Dataset rows describing interfaces:
+ + +
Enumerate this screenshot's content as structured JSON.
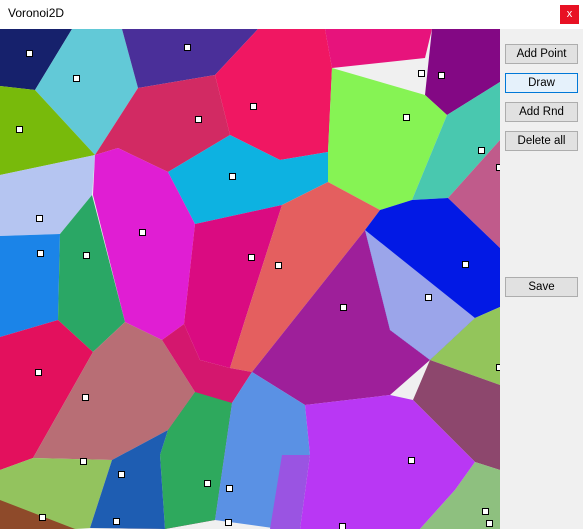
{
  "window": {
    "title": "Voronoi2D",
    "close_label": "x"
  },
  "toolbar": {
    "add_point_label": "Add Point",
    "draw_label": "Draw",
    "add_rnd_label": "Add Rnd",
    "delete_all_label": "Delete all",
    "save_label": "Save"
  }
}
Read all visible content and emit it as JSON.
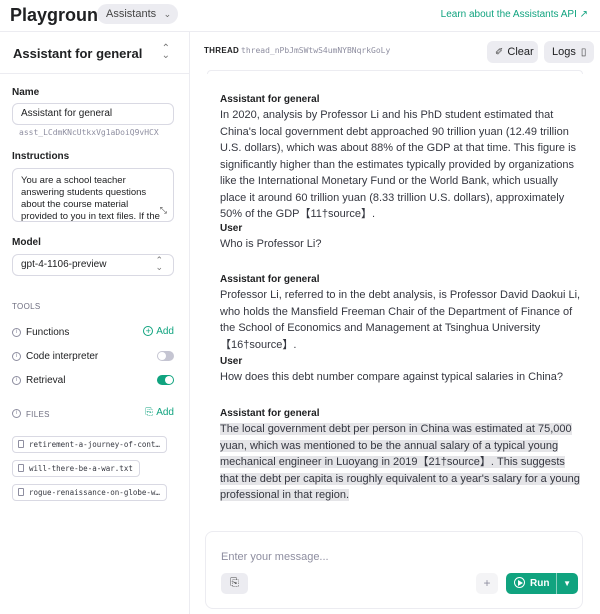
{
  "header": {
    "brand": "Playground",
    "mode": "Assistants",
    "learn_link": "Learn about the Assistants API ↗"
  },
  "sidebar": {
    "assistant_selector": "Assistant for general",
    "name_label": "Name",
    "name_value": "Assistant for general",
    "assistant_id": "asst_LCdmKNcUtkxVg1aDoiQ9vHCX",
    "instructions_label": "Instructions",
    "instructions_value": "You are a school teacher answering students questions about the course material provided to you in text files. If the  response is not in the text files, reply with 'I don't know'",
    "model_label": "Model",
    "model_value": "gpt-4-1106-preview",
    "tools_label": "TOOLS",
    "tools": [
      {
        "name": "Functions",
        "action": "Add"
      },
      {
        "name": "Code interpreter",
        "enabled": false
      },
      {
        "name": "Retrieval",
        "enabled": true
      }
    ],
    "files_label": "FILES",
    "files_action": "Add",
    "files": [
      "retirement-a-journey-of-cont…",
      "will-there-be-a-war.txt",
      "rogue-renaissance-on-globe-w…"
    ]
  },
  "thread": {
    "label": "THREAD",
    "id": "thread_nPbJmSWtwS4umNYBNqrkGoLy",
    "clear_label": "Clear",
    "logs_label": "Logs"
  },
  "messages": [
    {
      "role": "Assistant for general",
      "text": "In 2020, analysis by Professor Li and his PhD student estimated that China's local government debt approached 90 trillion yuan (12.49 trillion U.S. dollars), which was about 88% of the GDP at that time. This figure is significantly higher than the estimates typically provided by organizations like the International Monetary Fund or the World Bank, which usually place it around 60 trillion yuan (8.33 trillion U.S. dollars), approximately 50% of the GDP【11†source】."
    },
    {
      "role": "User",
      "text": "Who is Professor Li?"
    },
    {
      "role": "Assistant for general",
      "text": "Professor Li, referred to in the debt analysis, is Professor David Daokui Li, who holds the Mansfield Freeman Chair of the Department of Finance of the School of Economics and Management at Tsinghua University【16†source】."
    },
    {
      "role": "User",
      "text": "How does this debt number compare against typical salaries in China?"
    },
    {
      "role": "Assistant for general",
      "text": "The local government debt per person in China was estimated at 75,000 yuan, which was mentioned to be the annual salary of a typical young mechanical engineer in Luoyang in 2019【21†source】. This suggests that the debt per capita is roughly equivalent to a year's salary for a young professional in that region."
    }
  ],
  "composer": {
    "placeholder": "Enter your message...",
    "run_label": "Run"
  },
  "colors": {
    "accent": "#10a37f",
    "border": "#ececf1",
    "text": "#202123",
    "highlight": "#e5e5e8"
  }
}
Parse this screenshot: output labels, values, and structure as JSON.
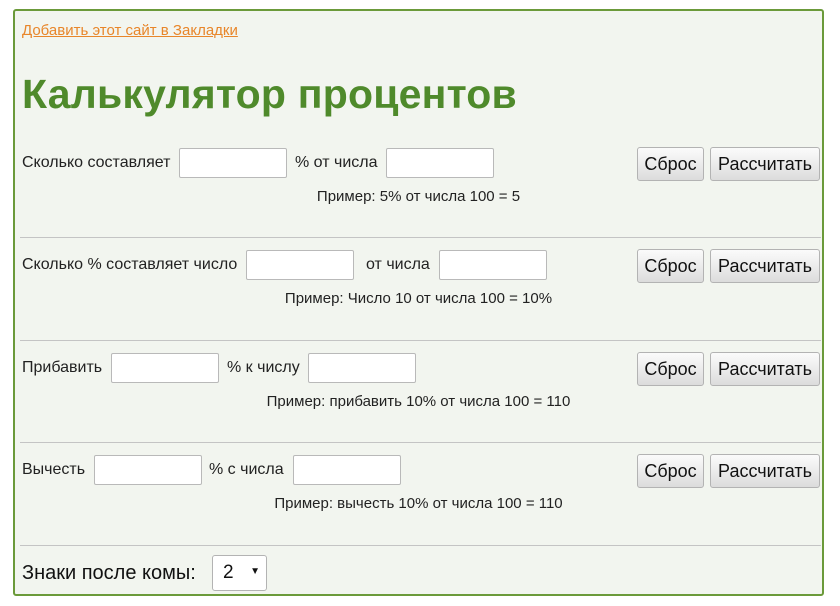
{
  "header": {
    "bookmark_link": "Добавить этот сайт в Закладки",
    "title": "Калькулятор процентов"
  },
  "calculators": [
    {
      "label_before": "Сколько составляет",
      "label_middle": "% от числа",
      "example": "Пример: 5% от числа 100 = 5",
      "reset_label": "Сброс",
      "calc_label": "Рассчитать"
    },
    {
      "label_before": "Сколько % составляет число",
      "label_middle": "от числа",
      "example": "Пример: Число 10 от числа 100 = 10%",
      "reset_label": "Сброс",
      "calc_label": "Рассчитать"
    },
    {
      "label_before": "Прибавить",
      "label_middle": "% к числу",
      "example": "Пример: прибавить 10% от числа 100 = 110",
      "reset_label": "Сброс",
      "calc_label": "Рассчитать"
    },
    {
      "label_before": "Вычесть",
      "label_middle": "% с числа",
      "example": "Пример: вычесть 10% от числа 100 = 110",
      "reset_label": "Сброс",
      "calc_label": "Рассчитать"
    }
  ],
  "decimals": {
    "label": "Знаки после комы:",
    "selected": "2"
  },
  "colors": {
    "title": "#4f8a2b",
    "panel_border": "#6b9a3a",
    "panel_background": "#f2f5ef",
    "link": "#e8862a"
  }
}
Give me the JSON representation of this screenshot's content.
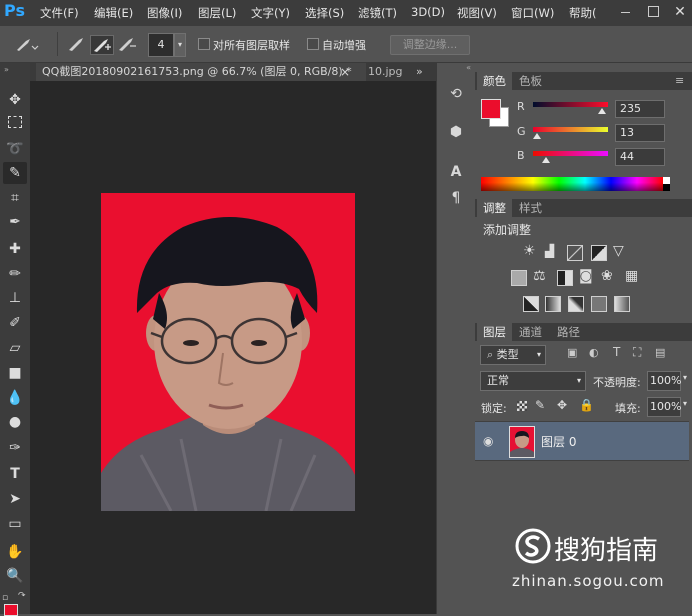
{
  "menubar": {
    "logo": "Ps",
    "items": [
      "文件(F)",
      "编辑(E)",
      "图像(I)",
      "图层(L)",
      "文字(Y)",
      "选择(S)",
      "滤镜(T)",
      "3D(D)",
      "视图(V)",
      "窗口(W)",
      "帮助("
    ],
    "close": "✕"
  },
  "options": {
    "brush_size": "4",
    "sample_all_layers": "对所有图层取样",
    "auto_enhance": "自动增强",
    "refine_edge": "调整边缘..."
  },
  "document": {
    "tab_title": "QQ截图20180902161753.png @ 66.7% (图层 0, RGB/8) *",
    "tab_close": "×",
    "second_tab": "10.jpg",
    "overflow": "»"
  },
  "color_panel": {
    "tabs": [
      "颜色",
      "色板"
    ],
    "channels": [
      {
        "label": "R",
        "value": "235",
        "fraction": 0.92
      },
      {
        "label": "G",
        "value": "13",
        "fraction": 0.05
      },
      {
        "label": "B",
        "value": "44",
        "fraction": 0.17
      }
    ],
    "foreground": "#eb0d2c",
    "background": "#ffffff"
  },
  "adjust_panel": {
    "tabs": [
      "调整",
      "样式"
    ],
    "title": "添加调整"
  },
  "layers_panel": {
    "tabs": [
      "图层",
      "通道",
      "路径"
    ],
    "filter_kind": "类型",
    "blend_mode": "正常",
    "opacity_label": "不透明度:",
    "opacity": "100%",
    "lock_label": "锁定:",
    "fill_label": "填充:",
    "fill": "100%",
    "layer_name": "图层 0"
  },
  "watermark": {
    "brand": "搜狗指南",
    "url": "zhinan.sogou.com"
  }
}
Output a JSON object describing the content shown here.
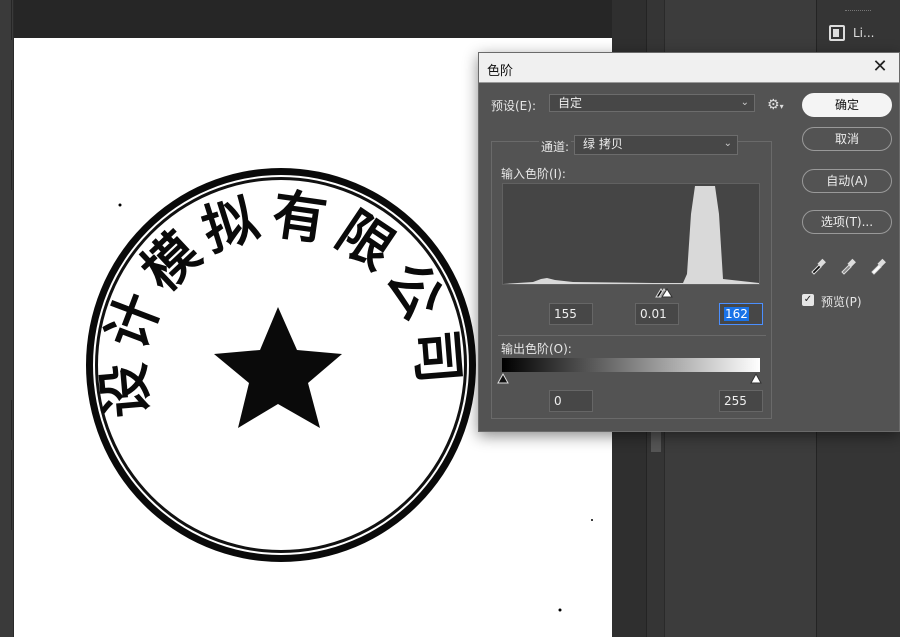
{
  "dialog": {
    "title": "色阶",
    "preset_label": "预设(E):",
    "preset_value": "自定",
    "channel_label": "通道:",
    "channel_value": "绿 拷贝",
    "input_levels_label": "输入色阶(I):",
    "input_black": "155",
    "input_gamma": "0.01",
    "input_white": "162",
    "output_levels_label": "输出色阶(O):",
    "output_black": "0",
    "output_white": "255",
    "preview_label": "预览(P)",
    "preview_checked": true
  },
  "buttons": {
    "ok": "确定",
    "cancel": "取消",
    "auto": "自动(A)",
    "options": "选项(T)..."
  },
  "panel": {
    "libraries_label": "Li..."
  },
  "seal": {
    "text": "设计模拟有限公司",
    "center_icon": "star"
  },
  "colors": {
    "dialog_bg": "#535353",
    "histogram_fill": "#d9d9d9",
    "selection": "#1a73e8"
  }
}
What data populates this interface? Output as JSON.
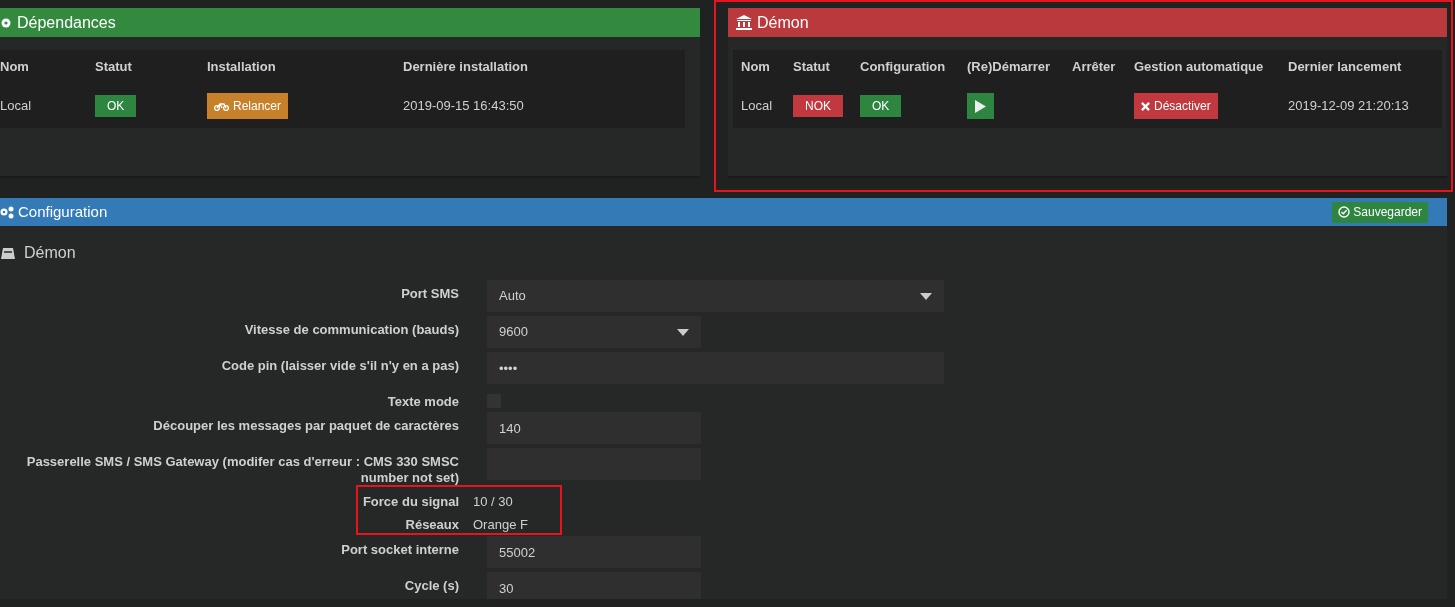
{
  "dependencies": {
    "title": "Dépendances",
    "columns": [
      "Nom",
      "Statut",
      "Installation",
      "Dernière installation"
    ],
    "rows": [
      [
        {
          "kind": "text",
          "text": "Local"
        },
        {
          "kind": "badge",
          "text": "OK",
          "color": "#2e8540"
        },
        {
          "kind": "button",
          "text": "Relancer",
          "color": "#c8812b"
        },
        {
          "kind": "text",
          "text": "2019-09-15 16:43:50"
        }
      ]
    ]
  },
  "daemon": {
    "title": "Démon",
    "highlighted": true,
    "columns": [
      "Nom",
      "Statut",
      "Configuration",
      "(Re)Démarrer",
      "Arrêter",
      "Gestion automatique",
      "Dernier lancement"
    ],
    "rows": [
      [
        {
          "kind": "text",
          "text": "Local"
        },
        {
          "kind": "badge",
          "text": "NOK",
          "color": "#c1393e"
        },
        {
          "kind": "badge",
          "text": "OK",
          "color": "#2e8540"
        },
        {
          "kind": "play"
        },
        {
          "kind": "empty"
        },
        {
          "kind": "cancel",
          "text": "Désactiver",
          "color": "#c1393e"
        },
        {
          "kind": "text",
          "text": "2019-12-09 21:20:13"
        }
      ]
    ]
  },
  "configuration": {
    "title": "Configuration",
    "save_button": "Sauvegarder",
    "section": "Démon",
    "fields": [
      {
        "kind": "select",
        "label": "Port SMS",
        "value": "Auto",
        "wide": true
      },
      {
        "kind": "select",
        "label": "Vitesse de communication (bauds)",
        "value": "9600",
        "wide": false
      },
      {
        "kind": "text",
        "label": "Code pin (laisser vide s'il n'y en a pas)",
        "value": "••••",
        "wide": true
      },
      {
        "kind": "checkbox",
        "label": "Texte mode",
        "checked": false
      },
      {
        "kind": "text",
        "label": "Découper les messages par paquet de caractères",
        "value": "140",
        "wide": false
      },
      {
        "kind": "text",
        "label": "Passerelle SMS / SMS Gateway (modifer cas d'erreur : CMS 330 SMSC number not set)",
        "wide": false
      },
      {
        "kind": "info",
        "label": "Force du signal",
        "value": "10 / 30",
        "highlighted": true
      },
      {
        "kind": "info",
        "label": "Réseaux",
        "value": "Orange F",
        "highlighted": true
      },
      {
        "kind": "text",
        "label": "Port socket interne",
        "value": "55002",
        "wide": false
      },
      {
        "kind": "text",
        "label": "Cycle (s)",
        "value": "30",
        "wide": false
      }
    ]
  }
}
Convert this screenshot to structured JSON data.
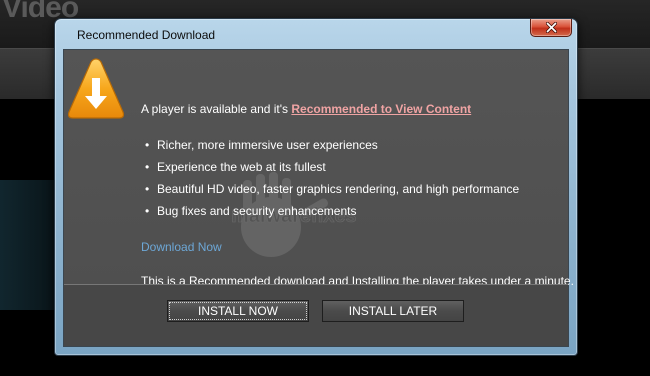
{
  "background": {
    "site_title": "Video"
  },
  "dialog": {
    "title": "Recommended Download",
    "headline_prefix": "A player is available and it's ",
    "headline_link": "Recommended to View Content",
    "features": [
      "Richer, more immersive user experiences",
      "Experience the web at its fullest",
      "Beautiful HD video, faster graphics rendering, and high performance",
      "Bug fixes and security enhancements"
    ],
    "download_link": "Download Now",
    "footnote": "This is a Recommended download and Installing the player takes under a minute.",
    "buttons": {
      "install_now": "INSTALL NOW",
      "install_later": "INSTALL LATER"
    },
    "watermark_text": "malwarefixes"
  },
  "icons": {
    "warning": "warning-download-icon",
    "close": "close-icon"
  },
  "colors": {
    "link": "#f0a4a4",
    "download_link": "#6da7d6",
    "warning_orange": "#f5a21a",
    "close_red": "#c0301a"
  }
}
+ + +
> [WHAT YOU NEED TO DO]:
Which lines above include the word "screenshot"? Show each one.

> [EXERCISE SOLUTION]:
Enumerate this screenshot's content as structured JSON.
Parse this screenshot: output labels, values, and structure as JSON.
Give me the JSON representation of this screenshot's content.
Convert this screenshot to structured JSON data.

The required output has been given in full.